### Exercise instructions:
Which lines have the string "sallittu"? Copy all of them from the entries below.

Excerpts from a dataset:

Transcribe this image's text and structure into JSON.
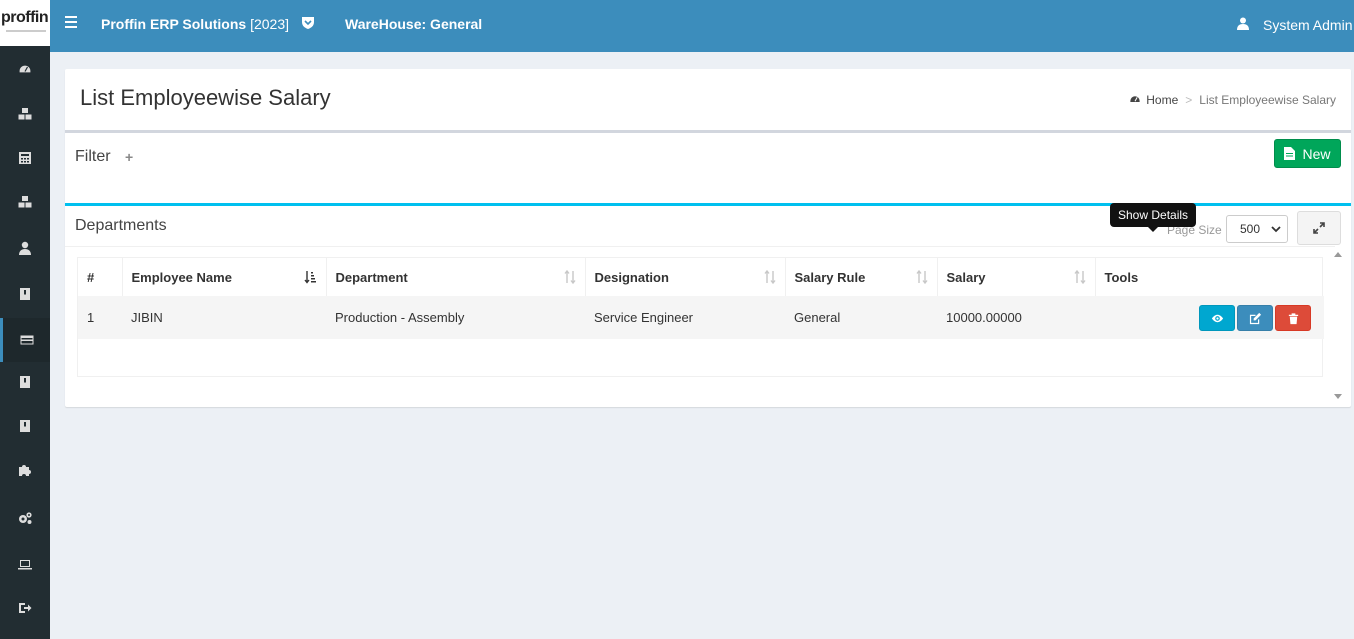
{
  "header": {
    "logo_text": "proffin",
    "company_name": "Proffin ERP Solutions",
    "company_year": "[2023]",
    "warehouse": "WareHouse: General",
    "user_name": "System Admin",
    "brand_color": "#3c8dbc"
  },
  "sidebar": {
    "items": [
      {
        "icon": "dashboard-icon"
      },
      {
        "icon": "cubes-icon"
      },
      {
        "icon": "calculator-icon"
      },
      {
        "icon": "cubes-icon"
      },
      {
        "icon": "user-icon"
      },
      {
        "icon": "book-icon"
      },
      {
        "icon": "credit-card-icon",
        "active": true
      },
      {
        "icon": "book-icon"
      },
      {
        "icon": "book-icon"
      },
      {
        "icon": "puzzle-icon"
      },
      {
        "icon": "cogs-icon"
      },
      {
        "icon": "laptop-icon"
      },
      {
        "icon": "sign-out-icon"
      }
    ]
  },
  "page": {
    "title": "List Employeewise Salary",
    "breadcrumb_home": "Home",
    "breadcrumb_sep": ">",
    "breadcrumb_current": "List Employeewise Salary"
  },
  "filter": {
    "title": "Filter",
    "plus": "+",
    "new_label": "New"
  },
  "departments": {
    "title": "Departments",
    "page_size_label": "Page Size",
    "page_size_value": "500"
  },
  "table": {
    "columns": [
      "#",
      "Employee Name",
      "Department",
      "Designation",
      "Salary Rule",
      "Salary",
      "Tools"
    ],
    "rows": [
      {
        "num": "1",
        "employee": "JIBIN",
        "department": "Production - Assembly",
        "designation": "Service Engineer",
        "salary_rule": "General",
        "salary": "10000.00000"
      }
    ],
    "tooltip": "Show Details"
  }
}
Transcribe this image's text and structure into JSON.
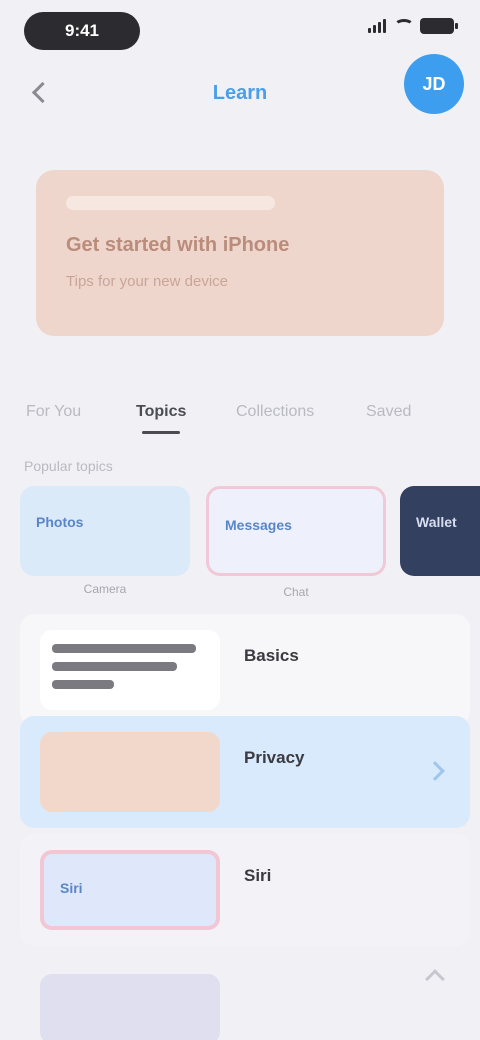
{
  "status_bar": {
    "time": "9:41"
  },
  "header": {
    "title": "Learn",
    "avatar_initials": "JD"
  },
  "banner": {
    "headline": "Get started with iPhone",
    "subtitle": "Tips for your new device"
  },
  "tabs": [
    {
      "label": "For You",
      "active": false
    },
    {
      "label": "Topics",
      "active": true
    },
    {
      "label": "Collections",
      "active": false
    },
    {
      "label": "Saved",
      "active": false
    }
  ],
  "section": {
    "label": "Popular topics"
  },
  "cards": [
    {
      "label": "Photos",
      "caption": "Camera"
    },
    {
      "label": "Messages",
      "caption": "Chat"
    },
    {
      "label": "Wallet",
      "caption": ""
    }
  ],
  "list": [
    {
      "title": "Basics",
      "subtitle": ""
    },
    {
      "title": "Privacy",
      "subtitle": ""
    },
    {
      "title": "Siri",
      "subtitle": "",
      "thumb_text": "Siri"
    },
    {
      "title": "",
      "subtitle": ""
    }
  ],
  "colors": {
    "accent": "#3d9ef0",
    "banner": "#efd6cc",
    "highlight_row": "#d8eafb"
  }
}
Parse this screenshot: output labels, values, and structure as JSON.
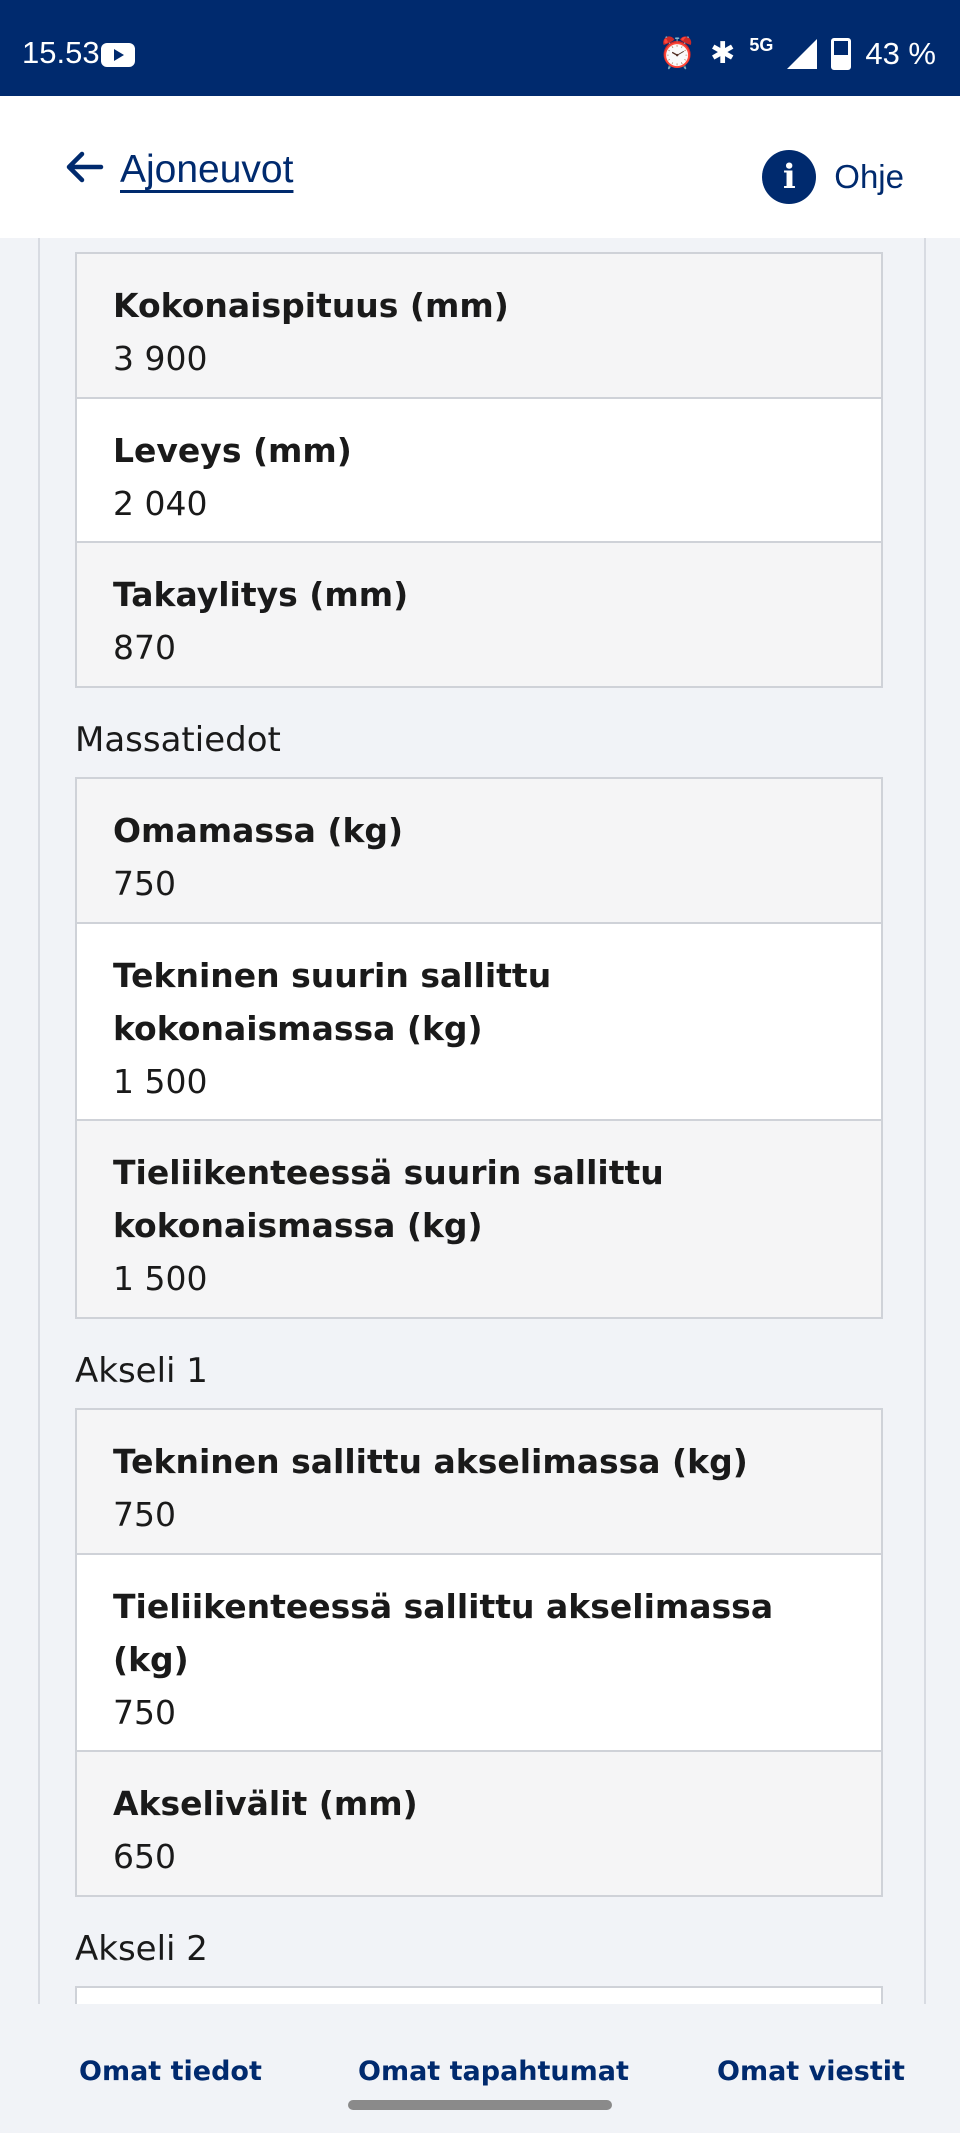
{
  "status_bar": {
    "time": "15.53",
    "network": "5G",
    "battery": "43 %",
    "icons": [
      "youtube-icon",
      "alarm-icon",
      "bluetooth-icon",
      "signal-icon",
      "battery-icon"
    ]
  },
  "header": {
    "back_label": "Ajoneuvot",
    "help_label": "Ohje",
    "help_icon_glyph": "i"
  },
  "sections": {
    "dimensions": {
      "rows": [
        {
          "label": "Kokonaispituus (mm)",
          "value": "3 900"
        },
        {
          "label": "Leveys (mm)",
          "value": "2 040"
        },
        {
          "label": "Takaylitys (mm)",
          "value": "870"
        }
      ]
    },
    "mass": {
      "title": "Massatiedot",
      "rows": [
        {
          "label": "Omamassa (kg)",
          "value": "750"
        },
        {
          "label": "Tekninen suurin sallittu kokonaismassa (kg)",
          "value": "1 500"
        },
        {
          "label": "Tieliikenteessä suurin sallittu kokonaismassa (kg)",
          "value": "1 500"
        }
      ]
    },
    "axle1": {
      "title": "Akseli 1",
      "rows": [
        {
          "label": "Tekninen sallittu akselimassa (kg)",
          "value": "750"
        },
        {
          "label": "Tieliikenteessä sallittu akselimassa (kg)",
          "value": "750"
        },
        {
          "label": "Akselivälit (mm)",
          "value": "650"
        }
      ]
    },
    "axle2": {
      "title": "Akseli 2"
    }
  },
  "bottom_nav": {
    "items": [
      "Omat tiedot",
      "Omat tapahtumat",
      "Omat viestit"
    ]
  }
}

### Exercise result:
          "label": "Tekninen suurin sallittu kokonaismassa (kg)",
          "label": "Tieliikenteessä suurin sallittu kokonaismassa (kg)",
          "label": "Tekninen sallittu akselimassa (kg)",
          "label": "Tieliikenteessä sallittu akselimassa (kg)",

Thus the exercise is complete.